However, today I have exulted in a very different family happening.  Carol has celebrated her Big Birthday in style.  For the first time ever, both our boys and their families were able to join us in our home for a riotous Chinese take-away, cricket on the nearby playing field, water-play in the garden, balloons, banner, cards (over 50 so far!), and gifts.  Earlier we had driven out for a couple of quiet hours in Bury St. Edmunds. As we sat by the bowling green with the backdrop of the magnificent abbey we reminisced about life so far and God's goodness in it.  Family life certainly adds complications but we are profoundly grateful to God for the story so far.

Sunday, May 3, 2015

Praying and following through

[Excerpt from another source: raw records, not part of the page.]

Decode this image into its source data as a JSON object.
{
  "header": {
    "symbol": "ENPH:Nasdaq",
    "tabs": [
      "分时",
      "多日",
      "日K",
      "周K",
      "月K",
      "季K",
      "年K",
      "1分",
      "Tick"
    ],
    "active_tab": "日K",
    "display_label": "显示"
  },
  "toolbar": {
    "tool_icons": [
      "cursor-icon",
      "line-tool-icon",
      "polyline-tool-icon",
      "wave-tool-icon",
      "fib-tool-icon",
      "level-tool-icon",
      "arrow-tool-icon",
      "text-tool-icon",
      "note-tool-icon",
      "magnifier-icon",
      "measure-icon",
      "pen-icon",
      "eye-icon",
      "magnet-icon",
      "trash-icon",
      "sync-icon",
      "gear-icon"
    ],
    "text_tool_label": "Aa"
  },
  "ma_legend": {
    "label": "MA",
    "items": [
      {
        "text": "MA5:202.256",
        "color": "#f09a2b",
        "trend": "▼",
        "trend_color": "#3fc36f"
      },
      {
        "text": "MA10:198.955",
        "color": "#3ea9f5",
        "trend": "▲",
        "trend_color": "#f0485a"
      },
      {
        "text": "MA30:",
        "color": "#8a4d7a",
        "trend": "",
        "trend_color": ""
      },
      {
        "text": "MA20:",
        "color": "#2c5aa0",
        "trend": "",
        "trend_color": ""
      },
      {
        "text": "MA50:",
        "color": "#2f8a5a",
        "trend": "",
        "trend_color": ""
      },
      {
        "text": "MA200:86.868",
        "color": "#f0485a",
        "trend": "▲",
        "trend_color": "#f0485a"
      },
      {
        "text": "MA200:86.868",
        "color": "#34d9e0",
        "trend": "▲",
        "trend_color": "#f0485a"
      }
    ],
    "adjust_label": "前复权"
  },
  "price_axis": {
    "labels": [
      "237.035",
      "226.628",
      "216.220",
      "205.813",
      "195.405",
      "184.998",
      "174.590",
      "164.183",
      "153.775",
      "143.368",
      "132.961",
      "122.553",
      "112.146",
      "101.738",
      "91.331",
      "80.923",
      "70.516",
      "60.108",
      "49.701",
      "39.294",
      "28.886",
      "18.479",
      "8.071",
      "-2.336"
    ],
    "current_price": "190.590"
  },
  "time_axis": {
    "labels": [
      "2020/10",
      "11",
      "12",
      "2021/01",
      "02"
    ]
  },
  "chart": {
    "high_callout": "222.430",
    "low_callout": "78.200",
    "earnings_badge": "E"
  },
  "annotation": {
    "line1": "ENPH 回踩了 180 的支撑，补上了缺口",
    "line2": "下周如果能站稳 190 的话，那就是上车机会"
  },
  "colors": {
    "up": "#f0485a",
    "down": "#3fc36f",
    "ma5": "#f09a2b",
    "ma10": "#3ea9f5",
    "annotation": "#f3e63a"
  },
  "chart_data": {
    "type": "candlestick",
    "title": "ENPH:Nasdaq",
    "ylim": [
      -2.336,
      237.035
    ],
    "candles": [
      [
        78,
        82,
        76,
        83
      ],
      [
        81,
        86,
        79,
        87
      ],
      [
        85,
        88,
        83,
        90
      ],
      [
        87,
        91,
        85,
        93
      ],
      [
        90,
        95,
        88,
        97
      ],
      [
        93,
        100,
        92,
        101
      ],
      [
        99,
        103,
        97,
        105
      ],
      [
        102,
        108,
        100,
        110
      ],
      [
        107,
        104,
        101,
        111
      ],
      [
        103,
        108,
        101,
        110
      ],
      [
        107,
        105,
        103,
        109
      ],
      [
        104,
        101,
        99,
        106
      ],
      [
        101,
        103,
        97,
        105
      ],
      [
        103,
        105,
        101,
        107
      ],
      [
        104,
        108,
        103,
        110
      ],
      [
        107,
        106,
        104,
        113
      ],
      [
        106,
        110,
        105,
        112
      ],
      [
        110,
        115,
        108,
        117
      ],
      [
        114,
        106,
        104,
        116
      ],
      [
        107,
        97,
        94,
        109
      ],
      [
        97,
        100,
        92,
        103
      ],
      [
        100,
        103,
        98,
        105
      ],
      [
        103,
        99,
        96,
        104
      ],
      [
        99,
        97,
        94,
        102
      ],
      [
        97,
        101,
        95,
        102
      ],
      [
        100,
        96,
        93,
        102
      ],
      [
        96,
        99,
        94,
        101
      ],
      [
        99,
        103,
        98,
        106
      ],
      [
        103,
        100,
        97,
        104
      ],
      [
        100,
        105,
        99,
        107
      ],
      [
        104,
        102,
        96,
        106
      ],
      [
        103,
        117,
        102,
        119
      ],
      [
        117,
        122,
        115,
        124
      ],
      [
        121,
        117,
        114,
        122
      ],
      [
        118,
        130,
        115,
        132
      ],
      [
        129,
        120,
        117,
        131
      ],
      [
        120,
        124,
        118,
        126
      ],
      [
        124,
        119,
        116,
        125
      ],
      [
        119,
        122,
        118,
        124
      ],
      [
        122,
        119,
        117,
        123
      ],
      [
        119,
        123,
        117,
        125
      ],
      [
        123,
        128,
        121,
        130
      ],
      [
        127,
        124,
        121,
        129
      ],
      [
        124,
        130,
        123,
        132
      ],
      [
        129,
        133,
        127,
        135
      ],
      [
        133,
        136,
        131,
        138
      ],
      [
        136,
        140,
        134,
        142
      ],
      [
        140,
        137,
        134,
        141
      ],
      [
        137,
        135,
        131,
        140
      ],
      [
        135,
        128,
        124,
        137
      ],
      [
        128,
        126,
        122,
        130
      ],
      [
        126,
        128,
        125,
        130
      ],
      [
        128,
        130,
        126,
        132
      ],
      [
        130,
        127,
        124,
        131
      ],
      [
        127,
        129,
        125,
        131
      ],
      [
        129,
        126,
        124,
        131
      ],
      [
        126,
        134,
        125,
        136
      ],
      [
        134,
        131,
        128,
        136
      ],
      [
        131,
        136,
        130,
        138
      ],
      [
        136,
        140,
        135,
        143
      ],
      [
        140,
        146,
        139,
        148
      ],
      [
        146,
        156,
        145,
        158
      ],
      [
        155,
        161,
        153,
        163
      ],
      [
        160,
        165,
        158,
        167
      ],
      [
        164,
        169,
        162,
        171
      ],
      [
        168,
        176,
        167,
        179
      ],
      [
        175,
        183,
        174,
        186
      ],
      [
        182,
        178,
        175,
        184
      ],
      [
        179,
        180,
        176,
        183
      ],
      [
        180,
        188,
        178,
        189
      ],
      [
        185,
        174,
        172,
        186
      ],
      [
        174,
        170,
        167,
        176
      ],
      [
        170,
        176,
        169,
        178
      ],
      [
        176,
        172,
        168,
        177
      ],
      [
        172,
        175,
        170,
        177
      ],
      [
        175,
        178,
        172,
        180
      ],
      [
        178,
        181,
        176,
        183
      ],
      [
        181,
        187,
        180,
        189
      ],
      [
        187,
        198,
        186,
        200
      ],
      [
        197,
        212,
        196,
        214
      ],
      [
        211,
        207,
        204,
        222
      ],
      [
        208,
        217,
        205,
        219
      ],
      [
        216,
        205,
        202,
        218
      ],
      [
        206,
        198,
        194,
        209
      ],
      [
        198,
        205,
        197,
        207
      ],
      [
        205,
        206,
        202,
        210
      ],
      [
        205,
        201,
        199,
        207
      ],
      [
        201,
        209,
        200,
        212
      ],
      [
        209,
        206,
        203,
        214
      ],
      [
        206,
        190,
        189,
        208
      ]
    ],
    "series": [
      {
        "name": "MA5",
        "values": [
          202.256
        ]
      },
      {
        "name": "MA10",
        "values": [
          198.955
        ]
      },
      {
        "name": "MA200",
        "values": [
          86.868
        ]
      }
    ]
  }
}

Today we were back in our local Baptist church in Histon, England.  There is something quite remarkable about being back with the people of God you belong to.  It's not just that you have friends whose stories matter to you because you share in the same small group, or have enjoyed hospitality in their homes.  It's that these friends may have been praying for you and actually following your progress while you are away!
It is so easy to say that you will remember someone and that you will pray for them yet find good intentions are pushed way back off your agenda.  But, to our joy, Carol and I were met with dozens of enquiries from people we knew well (and some we didn't) who wanted to know how the preaching project had fared, how I got on in my speaking commitments, and how well we had both kept on our travels.  It was humbling to be on the receiving end of such genuine interest from people who had actually remembered and prayed for us.  Follow-up like this shows authentic Christian love.
It made me think of my list of intercessions that I return to in the UK - the individuals I try to remember in prayer - and how my follow-up with them will actually reveal how much I cared and prayed.   It's a great experience to be prayed for and supported by people who follow through, isn't it?